In the afternoon, they invited us for tea. It’s truly a dynamic community. Today, there are about 20 people, and in reality, only 9 of them are monks and nuns. Everyone is welcome, creating a relaxed and joyful atmosphere. Monks, nuns, and guests coexist in the same space, sharing meals and prayers.


The head of the monastic community is Giorgio, a robust and smiling man who founded the community 39 years ago. He established it following the monastic rule of another Italian monk, Giuseppe Dossetti, with whom he lived for a year in Jerusalem. All communities following this order consist of monks and nuns, which surprised us.


Dinner passes quickly. There’s nervousness about the evening event.

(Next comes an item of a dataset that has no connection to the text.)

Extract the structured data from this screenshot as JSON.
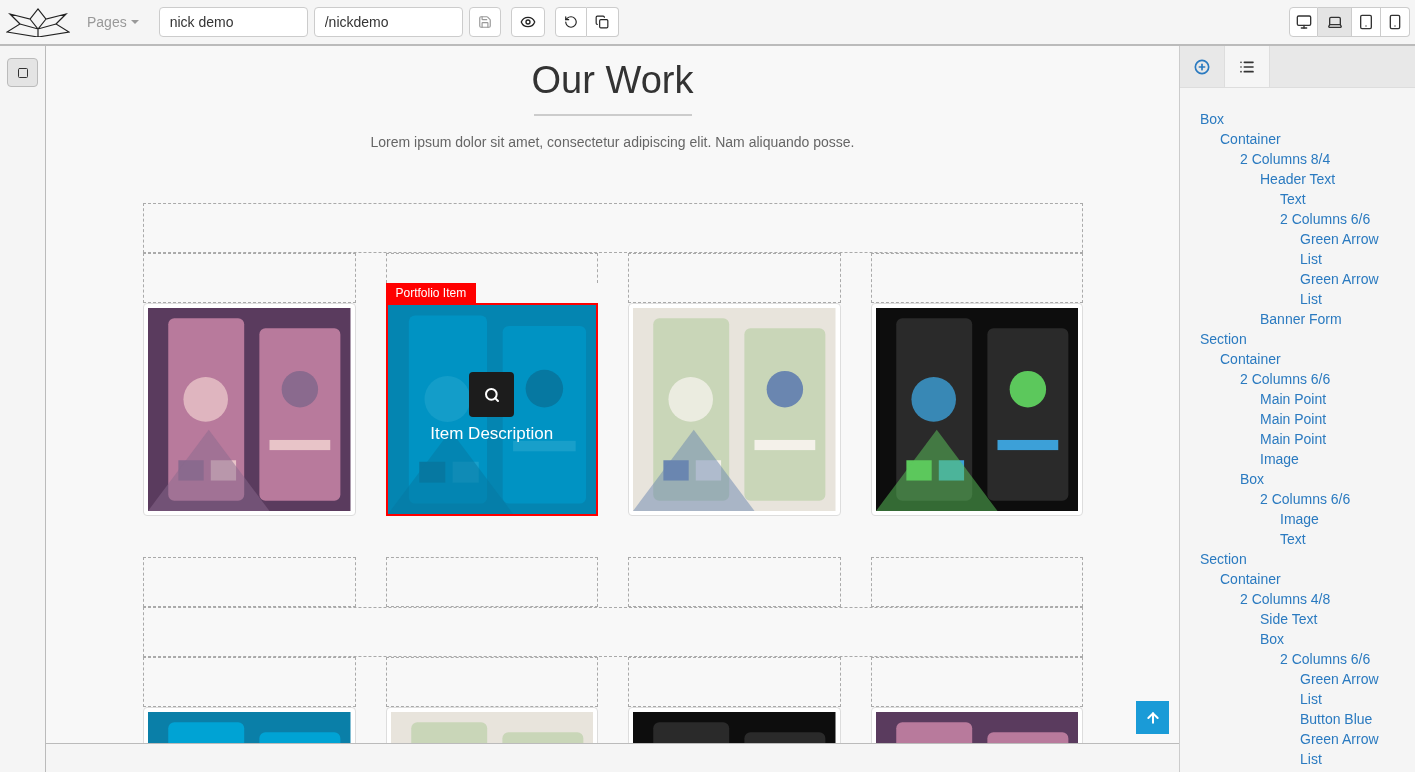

Giorgio’s three brothers have come for the occasion. One of them bears a striking resemblance to him. He’s 12 years younger and also a monk. The other two are quite different and work as hairdressers. When I remark on the similarity between the two monk brothers, the younger one responds, “holiness,” and laughs.

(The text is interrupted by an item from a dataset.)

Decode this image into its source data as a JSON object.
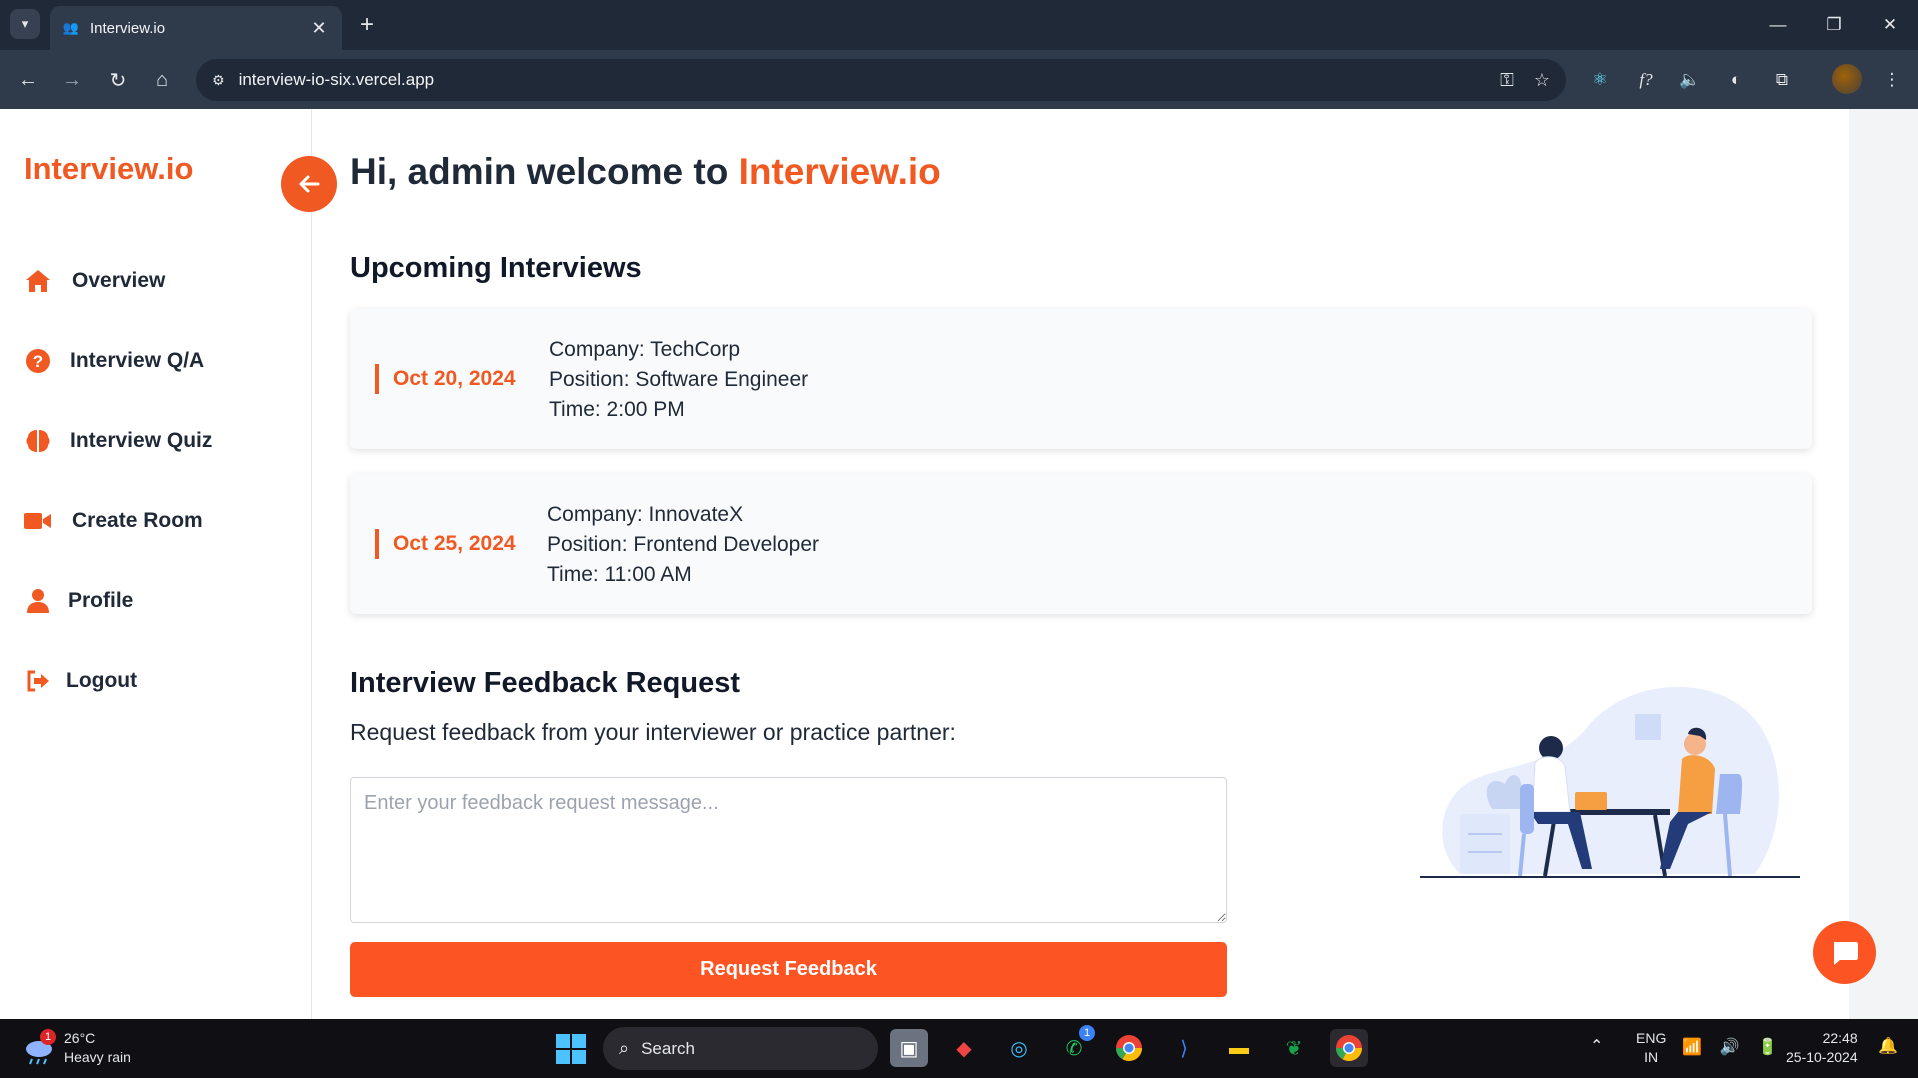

Around forty people attend the calendar presentation event. At the end, Cristina speaks about us, expressing gratitude for having a photographer at the event and explaining the KARABAN project. Happily, we all return together by car to the monastery. It’s late. Breakfast is scheduled for 7:15 am the next day. However, the monks and nuns start their personal prayer at 4:40 am and the joint prayer in the church at 5:40 am.


In the morning, we all have breakfast together at a long table, as there aren’t as many guests today. Cristina enlivens the conversation. We agree to meet for a coffee and say our goodbyes at 10 am.

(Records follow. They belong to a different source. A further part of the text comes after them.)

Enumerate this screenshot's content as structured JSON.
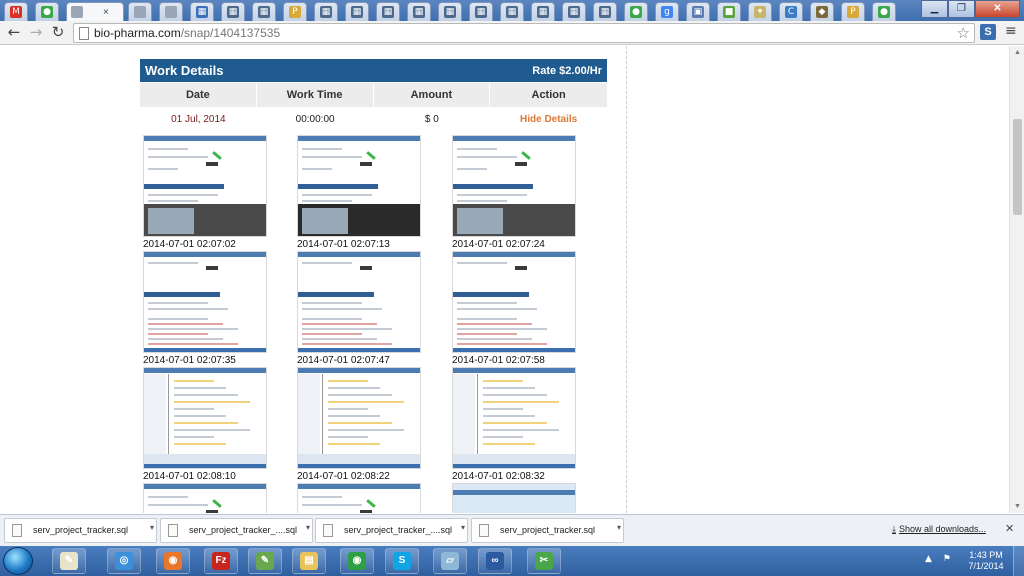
{
  "browser": {
    "tabs": [
      {
        "icon": "gmail-icon",
        "color": "#d93025",
        "glyph": "M"
      },
      {
        "icon": "green-circle-icon",
        "color": "#3aa84a",
        "glyph": "●"
      },
      {
        "icon": "blank-page-icon",
        "color": "#9aa5b5",
        "glyph": ""
      },
      {
        "icon": "blank-page-icon",
        "color": "#9aa5b5",
        "glyph": ""
      },
      {
        "icon": "blank-page-icon",
        "color": "#9aa5b5",
        "glyph": ""
      },
      {
        "icon": "grid-app-icon",
        "color": "#3d6fb8",
        "glyph": "▦"
      },
      {
        "icon": "grid-app-icon",
        "color": "#4b6a8d",
        "glyph": "▦"
      },
      {
        "icon": "grid-app-icon",
        "color": "#4b6a8d",
        "glyph": "▦"
      },
      {
        "icon": "pma-icon",
        "color": "#d6a93a",
        "glyph": "P"
      },
      {
        "icon": "grid-app-icon",
        "color": "#4b6a8d",
        "glyph": "▦"
      },
      {
        "icon": "grid-app-icon",
        "color": "#4b6a8d",
        "glyph": "▦"
      },
      {
        "icon": "grid-app-icon",
        "color": "#4b6a8d",
        "glyph": "▦"
      },
      {
        "icon": "grid-app-icon",
        "color": "#4b6a8d",
        "glyph": "▦"
      },
      {
        "icon": "grid-app-icon",
        "color": "#4b6a8d",
        "glyph": "▦"
      },
      {
        "icon": "grid-app-icon",
        "color": "#4b6a8d",
        "glyph": "▦"
      },
      {
        "icon": "grid-app-icon",
        "color": "#4b6a8d",
        "glyph": "▦"
      },
      {
        "icon": "grid-app-icon",
        "color": "#4b6a8d",
        "glyph": "▦"
      },
      {
        "icon": "grid-app-icon",
        "color": "#4b6a8d",
        "glyph": "▦"
      },
      {
        "icon": "grid-app-icon",
        "color": "#4b6a8d",
        "glyph": "▦"
      },
      {
        "icon": "green-circle-icon",
        "color": "#3aa84a",
        "glyph": "●"
      },
      {
        "icon": "google-icon",
        "color": "#4285f4",
        "glyph": "g"
      },
      {
        "icon": "photo-icon",
        "color": "#5a7cb0",
        "glyph": "▣"
      },
      {
        "icon": "green-app-icon",
        "color": "#5aa33c",
        "glyph": "■"
      },
      {
        "icon": "lamp-icon",
        "color": "#c8b46a",
        "glyph": "✦"
      },
      {
        "icon": "csharp-icon",
        "color": "#3b7dc4",
        "glyph": "C"
      },
      {
        "icon": "mascot-icon",
        "color": "#7a6b3a",
        "glyph": "◆"
      },
      {
        "icon": "pma-icon",
        "color": "#d6a93a",
        "glyph": "P"
      },
      {
        "icon": "green-circle-icon",
        "color": "#3aa84a",
        "glyph": "●"
      },
      {
        "icon": "blank-page-icon",
        "color": "#9aa5b5",
        "glyph": ""
      }
    ],
    "active_tab_close": "×",
    "url_host": "bio-pharma.com",
    "url_path": "/snap/1404137535",
    "back_glyph": "←",
    "forward_glyph": "→",
    "reload_glyph": "↻",
    "star_glyph": "☆",
    "extension_label": "S",
    "menu_glyph": "≡",
    "win_minimize": "▁",
    "win_restore": "❐",
    "win_close": "✕"
  },
  "work_details": {
    "title": "Work Details",
    "rate": "Rate $2.00/Hr",
    "columns": [
      "Date",
      "Work Time",
      "Amount",
      "Action"
    ],
    "row": {
      "date": "01 Jul, 2014",
      "work_time": "00:00:00",
      "amount": "$ 0",
      "action": "Hide Details"
    }
  },
  "screenshots": [
    {
      "time": "2014-07-01 02:07:02",
      "variant": "site"
    },
    {
      "time": "2014-07-01 02:07:13",
      "variant": "site-dark"
    },
    {
      "time": "2014-07-01 02:07:24",
      "variant": "site"
    },
    {
      "time": "2014-07-01 02:07:35",
      "variant": "code"
    },
    {
      "time": "2014-07-01 02:07:47",
      "variant": "code"
    },
    {
      "time": "2014-07-01 02:07:58",
      "variant": "code"
    },
    {
      "time": "2014-07-01 02:08:10",
      "variant": "files"
    },
    {
      "time": "2014-07-01 02:08:22",
      "variant": "files"
    },
    {
      "time": "2014-07-01 02:08:32",
      "variant": "files"
    },
    {
      "time": "",
      "variant": "site"
    },
    {
      "time": "",
      "variant": "site"
    },
    {
      "time": "",
      "variant": "blue"
    }
  ],
  "downloads": {
    "items": [
      "serv_project_tracker.sql",
      "serv_project_tracker_....sql",
      "serv_project_tracker_....sql",
      "serv_project_tracker.sql"
    ],
    "caret": "▾",
    "show_all": "Show all downloads...",
    "show_all_glyph": "⤓",
    "close": "✕"
  },
  "taskbar": {
    "apps": [
      {
        "icon": "paint-icon",
        "color": "#e9e3c9",
        "glyph": "✎"
      },
      {
        "icon": "safari-icon",
        "color": "#3c8fd8",
        "glyph": "◎"
      },
      {
        "icon": "firefox-icon",
        "color": "#e8762b",
        "glyph": "◉"
      },
      {
        "icon": "filezilla-icon",
        "color": "#c8251d",
        "glyph": "Fz"
      },
      {
        "icon": "notepad-icon",
        "color": "#6aa84f",
        "glyph": "✎"
      },
      {
        "icon": "explorer-icon",
        "color": "#e8c25a",
        "glyph": "▤"
      },
      {
        "icon": "chrome-icon",
        "color": "#2f9e44",
        "glyph": "◉"
      },
      {
        "icon": "skype-icon",
        "color": "#12a5e6",
        "glyph": "S"
      },
      {
        "icon": "notes-icon",
        "color": "#8fb7d8",
        "glyph": "▱"
      },
      {
        "icon": "connect-icon",
        "color": "#2c5aa0",
        "glyph": "∞"
      },
      {
        "icon": "snip-icon",
        "color": "#4ba64a",
        "glyph": "✂"
      }
    ],
    "tray_arrow": "▲",
    "tray_flag": "⚑",
    "time": "1:43 PM",
    "date": "7/1/2014"
  }
}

During coffee, Cristina translates for everyone the note we wrote in their guest book. Afterwards, we go outside, and it’s time to take portraits and a short individual video where they have to say one word. Only one word, their choice. Giorgio chooses the word “smile,” reflecting the atmosphere in this monastery.

Thursday, 23rd November 2023 – Stage 40 from Portoroz to Visnjan (Croatia)

With the onset of the cold season, most campsites are closed. Nevertheless, we try to find a campsite to have a hot shower and access to a covered space. A few days ago, Elena emailed a camping (Natur Kamp Karli) to inquire if they were open. Their response was that they were closed.


Unaware of this, yesterday David called the same campsite, explaining that we were traveling by bicycle, looking for a place to spend the night, and wanted to know if they were open. They replied that they were closed, but we could still spend the night at the campsite free of charge.


The surprise was that it was a beautiful campsite with a communal area/kitchen to use. However, everything was outdoors! To express our gratitude for the hospitality, we bought a bottle of wine produced by them. That’s how we accompanied the chilly evening…


Once again, we’ve learned that proximity and close contact make our journey smoother.

“As you set out for Ithaka
hope the voyage is a long one,
full of adventure, full of discovery.”

Ithaka, Konstandinos Kavafis

And all these discoveries are part of the journey and we carry these experiences with us as the most cherished part of our luggage!

Leave a Reply

Your email address will not be published. Required fields are marked *